Laura McKeever
Laura has been a freelance medical writer for eight years. With a BSc in Medical Sciences and an MSc in Physician Assistant Studies, she complements her passion for medical news with real-life experiences.
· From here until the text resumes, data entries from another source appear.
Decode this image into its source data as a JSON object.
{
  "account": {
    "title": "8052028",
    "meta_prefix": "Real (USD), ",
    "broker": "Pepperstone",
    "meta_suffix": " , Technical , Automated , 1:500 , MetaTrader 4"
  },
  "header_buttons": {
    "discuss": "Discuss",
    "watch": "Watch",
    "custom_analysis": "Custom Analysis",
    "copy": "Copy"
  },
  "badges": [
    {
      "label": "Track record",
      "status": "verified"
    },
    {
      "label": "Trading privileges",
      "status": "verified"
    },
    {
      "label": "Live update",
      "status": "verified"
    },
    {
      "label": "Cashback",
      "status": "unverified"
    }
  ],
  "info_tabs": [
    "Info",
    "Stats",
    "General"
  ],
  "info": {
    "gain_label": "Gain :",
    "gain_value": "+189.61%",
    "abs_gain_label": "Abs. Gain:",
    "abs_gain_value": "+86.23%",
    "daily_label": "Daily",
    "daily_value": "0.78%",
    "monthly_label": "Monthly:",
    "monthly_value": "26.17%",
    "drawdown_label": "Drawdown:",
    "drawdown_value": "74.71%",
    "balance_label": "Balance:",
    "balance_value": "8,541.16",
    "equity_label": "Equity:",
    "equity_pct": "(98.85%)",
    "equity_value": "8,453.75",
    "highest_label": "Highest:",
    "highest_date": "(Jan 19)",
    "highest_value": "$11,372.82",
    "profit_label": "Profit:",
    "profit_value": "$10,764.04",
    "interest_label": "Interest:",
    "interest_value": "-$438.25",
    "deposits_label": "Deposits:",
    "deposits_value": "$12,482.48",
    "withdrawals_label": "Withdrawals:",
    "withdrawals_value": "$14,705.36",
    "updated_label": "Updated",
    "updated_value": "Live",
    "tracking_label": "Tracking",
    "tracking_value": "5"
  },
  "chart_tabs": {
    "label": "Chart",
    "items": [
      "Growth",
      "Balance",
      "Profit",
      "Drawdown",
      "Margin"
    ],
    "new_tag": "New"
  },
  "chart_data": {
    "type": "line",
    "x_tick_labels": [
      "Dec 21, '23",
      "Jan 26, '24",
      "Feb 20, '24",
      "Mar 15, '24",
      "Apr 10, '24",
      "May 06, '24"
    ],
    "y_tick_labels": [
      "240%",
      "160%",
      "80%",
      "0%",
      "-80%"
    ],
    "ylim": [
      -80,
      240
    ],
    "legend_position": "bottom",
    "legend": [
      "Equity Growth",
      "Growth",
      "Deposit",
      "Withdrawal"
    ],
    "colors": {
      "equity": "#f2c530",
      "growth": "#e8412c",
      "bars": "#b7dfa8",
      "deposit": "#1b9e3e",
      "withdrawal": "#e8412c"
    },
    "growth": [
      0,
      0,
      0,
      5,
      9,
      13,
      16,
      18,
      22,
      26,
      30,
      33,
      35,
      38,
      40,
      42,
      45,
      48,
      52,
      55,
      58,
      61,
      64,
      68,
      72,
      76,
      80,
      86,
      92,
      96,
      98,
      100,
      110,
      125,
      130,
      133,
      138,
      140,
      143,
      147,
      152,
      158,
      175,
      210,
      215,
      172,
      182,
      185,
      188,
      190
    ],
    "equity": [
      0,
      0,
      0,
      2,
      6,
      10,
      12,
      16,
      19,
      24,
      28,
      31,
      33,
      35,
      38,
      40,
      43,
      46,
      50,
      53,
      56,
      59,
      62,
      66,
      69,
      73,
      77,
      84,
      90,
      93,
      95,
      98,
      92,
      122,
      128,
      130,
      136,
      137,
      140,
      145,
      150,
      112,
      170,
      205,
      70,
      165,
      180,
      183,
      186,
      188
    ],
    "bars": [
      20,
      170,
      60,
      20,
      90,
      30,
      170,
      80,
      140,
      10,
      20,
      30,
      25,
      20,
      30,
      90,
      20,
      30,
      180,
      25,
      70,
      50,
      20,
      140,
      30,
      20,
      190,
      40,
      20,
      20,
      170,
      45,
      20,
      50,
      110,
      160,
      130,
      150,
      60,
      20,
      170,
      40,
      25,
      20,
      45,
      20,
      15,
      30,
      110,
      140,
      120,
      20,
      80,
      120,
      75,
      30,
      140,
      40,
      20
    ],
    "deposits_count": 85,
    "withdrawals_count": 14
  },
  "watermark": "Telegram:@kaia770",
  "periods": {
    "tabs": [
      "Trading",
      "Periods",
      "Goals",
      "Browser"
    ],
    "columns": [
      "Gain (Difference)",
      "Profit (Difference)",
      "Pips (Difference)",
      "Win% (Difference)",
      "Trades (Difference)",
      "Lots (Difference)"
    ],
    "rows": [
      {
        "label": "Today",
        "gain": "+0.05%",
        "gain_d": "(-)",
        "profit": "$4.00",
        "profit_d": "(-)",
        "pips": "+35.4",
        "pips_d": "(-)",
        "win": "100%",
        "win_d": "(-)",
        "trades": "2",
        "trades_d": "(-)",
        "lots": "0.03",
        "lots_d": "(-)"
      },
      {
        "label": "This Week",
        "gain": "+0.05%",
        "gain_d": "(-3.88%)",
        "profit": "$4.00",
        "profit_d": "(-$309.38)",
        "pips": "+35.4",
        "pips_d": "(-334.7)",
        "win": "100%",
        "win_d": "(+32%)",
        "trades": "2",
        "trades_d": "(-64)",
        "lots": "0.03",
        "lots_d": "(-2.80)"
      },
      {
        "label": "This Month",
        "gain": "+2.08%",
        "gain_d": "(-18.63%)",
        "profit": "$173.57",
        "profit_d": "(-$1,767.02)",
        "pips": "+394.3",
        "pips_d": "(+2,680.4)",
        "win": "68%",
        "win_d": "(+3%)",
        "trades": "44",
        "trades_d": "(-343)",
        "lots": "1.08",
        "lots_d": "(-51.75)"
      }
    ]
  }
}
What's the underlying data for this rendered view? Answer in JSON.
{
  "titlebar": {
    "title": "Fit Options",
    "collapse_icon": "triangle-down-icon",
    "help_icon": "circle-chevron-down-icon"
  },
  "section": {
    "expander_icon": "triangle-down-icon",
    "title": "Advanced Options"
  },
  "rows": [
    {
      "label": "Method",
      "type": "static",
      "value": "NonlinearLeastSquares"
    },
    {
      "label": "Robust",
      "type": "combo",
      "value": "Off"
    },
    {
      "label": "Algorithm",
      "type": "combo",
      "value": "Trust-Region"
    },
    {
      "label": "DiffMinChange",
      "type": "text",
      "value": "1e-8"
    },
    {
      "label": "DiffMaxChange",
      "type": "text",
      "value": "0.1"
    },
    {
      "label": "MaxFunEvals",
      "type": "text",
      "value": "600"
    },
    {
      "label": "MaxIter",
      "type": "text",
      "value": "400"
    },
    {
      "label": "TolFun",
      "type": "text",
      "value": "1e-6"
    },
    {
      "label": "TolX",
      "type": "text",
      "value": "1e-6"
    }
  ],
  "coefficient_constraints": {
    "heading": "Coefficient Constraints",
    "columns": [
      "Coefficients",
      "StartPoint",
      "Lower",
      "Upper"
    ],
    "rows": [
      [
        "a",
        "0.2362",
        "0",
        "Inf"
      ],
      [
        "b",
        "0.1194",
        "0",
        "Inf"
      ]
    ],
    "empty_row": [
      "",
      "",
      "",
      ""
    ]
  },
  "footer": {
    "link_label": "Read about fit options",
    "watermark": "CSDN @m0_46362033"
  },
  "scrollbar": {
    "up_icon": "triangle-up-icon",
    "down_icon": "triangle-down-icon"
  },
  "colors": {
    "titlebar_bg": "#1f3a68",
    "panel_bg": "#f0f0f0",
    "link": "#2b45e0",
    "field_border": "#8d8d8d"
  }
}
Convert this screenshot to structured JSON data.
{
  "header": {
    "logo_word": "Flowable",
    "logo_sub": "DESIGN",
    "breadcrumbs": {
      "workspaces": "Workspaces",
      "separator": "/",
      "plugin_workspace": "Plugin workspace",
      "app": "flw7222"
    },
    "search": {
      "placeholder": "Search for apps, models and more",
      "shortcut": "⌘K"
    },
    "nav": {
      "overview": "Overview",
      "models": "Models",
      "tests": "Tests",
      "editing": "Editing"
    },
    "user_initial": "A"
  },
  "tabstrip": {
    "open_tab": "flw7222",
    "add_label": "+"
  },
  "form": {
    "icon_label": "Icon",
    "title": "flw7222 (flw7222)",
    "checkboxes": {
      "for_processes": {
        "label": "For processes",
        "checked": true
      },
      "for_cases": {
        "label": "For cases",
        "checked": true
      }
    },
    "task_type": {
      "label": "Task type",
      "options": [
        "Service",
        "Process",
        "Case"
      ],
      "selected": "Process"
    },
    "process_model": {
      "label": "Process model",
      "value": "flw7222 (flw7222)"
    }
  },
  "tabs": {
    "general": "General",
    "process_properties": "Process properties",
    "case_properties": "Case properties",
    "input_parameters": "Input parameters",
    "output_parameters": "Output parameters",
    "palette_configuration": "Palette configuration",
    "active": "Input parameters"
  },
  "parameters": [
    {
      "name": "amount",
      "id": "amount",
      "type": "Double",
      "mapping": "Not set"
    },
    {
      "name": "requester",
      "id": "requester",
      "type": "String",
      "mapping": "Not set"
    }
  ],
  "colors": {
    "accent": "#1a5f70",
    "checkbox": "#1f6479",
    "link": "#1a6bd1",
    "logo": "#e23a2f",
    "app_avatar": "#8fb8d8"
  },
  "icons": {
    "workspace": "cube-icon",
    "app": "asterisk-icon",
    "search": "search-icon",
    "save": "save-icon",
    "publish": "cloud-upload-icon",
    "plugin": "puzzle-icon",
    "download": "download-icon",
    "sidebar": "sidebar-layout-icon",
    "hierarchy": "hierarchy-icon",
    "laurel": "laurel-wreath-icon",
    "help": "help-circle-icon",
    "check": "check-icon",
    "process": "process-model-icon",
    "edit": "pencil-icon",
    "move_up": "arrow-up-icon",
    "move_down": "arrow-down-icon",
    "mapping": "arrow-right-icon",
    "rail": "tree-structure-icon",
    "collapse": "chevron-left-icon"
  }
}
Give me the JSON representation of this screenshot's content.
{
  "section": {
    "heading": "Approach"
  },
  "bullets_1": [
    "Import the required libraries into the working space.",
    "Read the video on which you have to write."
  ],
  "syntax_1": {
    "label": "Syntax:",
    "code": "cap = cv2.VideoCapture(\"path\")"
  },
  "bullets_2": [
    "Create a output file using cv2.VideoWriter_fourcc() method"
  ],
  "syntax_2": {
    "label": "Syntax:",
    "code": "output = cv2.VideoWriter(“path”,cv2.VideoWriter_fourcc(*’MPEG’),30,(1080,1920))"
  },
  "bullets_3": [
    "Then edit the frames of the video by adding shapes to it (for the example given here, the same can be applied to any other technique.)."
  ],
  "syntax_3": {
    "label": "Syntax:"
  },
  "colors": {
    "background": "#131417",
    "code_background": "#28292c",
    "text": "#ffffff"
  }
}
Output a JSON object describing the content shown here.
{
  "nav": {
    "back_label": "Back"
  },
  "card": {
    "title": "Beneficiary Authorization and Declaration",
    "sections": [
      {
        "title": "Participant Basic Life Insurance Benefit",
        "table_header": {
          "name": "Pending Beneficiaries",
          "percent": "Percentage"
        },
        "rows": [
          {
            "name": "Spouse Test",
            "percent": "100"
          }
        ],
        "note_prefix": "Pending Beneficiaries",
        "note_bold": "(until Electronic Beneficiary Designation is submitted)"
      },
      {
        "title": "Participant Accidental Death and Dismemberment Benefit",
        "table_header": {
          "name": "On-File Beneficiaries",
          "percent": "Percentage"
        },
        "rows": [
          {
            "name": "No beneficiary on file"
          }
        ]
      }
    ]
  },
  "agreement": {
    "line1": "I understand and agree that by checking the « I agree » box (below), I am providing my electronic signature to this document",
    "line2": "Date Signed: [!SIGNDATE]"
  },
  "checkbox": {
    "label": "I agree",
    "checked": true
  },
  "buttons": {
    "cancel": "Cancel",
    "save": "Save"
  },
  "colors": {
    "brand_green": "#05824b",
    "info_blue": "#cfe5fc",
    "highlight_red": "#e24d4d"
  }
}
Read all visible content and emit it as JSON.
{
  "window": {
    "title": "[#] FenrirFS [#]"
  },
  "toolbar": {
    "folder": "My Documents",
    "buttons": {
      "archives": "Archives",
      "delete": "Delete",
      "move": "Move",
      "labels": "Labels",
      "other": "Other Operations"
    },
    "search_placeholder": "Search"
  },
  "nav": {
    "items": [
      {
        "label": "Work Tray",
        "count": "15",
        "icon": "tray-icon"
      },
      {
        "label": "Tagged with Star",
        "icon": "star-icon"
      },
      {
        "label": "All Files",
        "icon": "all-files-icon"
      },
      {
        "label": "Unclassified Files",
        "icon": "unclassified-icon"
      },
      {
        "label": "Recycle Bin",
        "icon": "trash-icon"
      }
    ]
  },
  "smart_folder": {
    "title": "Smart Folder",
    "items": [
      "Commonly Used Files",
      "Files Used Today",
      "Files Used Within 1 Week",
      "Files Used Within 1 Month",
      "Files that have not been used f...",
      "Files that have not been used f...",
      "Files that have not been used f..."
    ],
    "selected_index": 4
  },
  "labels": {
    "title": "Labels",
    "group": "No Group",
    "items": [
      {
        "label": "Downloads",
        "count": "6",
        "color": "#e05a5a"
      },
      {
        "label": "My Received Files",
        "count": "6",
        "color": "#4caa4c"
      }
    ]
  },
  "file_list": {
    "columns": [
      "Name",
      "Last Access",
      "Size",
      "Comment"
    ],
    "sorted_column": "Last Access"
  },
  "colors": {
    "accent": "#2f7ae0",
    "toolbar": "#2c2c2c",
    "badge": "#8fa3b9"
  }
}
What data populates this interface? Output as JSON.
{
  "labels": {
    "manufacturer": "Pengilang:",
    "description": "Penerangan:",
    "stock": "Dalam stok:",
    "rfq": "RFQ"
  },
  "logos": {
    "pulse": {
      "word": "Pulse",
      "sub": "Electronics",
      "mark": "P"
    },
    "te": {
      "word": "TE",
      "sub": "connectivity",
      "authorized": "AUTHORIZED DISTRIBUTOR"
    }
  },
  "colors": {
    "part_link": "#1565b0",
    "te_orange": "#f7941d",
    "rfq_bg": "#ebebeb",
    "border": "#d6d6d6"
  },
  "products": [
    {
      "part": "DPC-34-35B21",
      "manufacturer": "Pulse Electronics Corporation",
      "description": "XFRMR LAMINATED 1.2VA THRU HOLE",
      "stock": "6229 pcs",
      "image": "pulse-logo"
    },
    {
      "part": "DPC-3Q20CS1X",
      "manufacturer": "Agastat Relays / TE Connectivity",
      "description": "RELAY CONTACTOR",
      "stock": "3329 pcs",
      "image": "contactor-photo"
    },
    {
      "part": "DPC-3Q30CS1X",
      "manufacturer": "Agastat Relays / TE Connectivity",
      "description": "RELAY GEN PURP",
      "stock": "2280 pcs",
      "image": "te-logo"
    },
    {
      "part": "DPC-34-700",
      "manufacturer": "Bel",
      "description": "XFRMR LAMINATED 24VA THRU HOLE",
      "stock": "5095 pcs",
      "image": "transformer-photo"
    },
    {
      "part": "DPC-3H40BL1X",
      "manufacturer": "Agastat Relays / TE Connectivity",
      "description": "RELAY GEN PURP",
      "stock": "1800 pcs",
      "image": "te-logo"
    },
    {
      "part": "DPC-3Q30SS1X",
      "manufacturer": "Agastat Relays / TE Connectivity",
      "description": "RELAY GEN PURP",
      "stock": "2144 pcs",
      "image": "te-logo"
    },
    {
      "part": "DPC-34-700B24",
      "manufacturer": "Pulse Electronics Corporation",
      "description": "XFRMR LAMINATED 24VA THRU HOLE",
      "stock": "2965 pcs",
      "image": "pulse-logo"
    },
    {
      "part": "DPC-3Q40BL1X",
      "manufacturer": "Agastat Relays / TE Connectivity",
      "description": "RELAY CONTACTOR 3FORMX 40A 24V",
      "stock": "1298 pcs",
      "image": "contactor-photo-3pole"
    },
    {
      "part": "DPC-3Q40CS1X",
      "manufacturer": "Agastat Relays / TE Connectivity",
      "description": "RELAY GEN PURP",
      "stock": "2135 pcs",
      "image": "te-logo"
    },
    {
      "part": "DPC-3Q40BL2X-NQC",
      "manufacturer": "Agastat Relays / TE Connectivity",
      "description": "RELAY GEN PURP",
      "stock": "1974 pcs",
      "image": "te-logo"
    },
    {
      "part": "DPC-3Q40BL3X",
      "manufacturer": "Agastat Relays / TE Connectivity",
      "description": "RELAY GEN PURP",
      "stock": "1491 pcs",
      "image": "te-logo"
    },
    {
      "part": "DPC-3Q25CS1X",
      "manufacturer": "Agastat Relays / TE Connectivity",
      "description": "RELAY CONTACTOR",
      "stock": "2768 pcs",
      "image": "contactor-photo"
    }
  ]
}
Laura’s most significant experience included writing for international pharmaceutical brands, including GSK.